BLOOD TYPING SYSTEMS OTHER THAN ABO Landsteiner classified human Blood into A, B, and O groups and demonstrated that transfusions between humans of group A or B did not result in the destruction of new Blood cells and that this catastrophe occurred only when a person was transfused with the Blood of a person belonging to a different group.
A blood type (also called a blood group) is a classification of blood, based on the presence and absence of antibodies and inherited antigenic substances on the surface of red blood cells (RBCs). These antigens may be proteins, carbohydrates, glycoproteins, or glycolipids, depending on the blood group of these antigens are also present on the surface of other types of cells of.
Human Leukocyte Antigens: can mount immune response against foreign MHC antigens on donor tissue Donor and recipient tissue typed to identify differences in HLA antigens ABO blood group (antigens and the issues concerning blood type compatibility for blood transfusions).
Autoimmunity, the state in which the immune system reacts against the body’s own normal components, producing disease or functional changes.
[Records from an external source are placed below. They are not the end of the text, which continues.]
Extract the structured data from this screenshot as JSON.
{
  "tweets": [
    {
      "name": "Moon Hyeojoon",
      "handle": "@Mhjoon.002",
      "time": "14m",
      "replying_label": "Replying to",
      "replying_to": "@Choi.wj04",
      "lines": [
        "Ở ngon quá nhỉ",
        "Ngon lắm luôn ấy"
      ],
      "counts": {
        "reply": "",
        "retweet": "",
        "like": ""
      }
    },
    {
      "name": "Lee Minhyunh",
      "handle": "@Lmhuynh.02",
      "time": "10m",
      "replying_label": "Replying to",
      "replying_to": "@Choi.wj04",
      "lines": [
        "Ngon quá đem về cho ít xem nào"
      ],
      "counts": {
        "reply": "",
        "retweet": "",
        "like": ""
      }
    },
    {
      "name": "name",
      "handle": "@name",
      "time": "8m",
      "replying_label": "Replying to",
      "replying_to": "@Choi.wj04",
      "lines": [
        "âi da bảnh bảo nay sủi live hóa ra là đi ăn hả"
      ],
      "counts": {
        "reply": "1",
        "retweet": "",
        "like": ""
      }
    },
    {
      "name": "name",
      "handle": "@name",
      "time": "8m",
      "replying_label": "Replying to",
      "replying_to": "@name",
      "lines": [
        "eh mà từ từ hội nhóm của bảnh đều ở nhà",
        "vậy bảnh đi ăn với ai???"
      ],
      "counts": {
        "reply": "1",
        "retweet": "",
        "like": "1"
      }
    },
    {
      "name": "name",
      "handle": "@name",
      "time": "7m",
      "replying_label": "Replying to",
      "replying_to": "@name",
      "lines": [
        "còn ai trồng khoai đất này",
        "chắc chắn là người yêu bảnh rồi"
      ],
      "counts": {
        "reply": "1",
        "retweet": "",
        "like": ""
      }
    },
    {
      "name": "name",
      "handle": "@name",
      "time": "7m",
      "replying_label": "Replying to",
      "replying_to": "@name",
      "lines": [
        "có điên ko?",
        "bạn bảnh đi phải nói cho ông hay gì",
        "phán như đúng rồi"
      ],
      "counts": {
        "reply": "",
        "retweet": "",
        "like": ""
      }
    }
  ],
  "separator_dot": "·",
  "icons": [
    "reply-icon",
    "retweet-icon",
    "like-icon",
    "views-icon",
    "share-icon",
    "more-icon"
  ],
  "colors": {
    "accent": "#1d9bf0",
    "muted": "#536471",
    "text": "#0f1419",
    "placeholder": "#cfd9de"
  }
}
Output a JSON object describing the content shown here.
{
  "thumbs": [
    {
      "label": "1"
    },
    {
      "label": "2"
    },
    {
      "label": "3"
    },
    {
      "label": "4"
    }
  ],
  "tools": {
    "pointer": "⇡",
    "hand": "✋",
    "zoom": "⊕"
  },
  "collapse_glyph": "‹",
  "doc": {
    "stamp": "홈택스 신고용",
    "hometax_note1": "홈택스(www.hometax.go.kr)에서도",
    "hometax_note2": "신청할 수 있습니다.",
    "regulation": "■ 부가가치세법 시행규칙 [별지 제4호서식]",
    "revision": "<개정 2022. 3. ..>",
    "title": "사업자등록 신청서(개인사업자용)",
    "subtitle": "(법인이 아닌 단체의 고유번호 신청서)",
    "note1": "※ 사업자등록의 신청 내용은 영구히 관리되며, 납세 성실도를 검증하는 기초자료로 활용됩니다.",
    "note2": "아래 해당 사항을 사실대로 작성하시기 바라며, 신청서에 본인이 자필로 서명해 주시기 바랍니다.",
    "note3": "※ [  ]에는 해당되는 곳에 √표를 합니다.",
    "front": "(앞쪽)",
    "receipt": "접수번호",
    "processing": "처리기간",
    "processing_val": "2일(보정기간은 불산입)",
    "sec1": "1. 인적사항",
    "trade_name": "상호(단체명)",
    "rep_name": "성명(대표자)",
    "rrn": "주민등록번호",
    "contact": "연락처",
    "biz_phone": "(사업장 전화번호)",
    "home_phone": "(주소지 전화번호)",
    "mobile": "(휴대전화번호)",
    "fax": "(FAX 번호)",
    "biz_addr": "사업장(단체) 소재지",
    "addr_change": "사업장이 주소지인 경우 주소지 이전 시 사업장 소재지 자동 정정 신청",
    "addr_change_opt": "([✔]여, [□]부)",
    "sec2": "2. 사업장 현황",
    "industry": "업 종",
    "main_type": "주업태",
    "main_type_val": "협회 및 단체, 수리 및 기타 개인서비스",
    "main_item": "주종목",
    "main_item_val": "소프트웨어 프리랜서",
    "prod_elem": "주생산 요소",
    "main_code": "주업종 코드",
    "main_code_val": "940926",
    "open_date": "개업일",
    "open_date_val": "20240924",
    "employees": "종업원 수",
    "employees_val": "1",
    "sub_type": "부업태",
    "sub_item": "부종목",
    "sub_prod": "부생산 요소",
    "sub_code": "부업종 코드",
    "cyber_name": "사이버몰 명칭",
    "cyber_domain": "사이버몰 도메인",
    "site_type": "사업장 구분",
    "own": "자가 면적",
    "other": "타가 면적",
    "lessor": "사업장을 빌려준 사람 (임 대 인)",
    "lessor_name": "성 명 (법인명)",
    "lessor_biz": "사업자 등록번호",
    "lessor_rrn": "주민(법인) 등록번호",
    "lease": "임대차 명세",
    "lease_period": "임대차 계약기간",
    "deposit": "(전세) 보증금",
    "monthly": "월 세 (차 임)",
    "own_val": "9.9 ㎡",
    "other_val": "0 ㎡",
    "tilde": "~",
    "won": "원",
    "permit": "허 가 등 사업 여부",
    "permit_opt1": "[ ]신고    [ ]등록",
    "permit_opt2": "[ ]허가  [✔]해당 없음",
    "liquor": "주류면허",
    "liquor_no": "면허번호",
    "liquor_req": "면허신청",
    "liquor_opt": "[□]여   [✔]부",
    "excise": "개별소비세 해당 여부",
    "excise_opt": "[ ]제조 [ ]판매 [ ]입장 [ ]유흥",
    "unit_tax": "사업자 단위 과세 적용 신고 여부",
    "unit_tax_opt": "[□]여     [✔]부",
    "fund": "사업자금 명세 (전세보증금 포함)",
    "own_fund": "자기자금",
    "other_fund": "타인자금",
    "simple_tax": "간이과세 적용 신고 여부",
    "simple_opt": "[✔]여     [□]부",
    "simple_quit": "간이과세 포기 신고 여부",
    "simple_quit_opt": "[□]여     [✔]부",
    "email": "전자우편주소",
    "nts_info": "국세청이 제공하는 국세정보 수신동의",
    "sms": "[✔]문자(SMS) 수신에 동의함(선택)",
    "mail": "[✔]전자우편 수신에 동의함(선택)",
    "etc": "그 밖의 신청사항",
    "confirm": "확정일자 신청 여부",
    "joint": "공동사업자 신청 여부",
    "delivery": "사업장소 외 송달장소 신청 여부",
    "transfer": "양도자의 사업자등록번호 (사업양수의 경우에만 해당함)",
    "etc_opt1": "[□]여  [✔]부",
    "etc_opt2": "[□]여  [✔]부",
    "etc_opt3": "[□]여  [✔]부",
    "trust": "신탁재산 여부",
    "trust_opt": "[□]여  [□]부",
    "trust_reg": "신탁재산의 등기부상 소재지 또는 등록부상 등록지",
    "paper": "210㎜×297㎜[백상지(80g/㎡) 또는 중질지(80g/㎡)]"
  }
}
The human immune system performs a surveillance function, identifying and disposing of antigens—materials such as toxins or infectious microbes that it recognizes as foreign.
This surveillance is carried out mostly by the white blood cells called. The Bombay blood group lacks H gene and therefore cannot make H antigen (H substance). Since the H substance is the precursor for the A and B antigens, these antigens also are not made.
The cells type as O and the serum has anti-A, anti-B, and anti-H since the individual lacks all of these antigens. Alloimmunity (sometimes called isoimmunity) is an immune response to nonself antigens from members of the same species, which are called alloantigens or major types of alloantigens are blood group antigens and histocompatibility antigens.
In alloimmunity, the body creates antibodies against the alloantigens, attacking transfused blood, allotransplanted tissue, and even the. Carbohydrate antigens are found on bacterial cell walls and on red blood cells (the ABO blood group antigens).
Protein antigens are complex because of the variety of three-dimensional shapes that proteins can assume, and are especially important for the .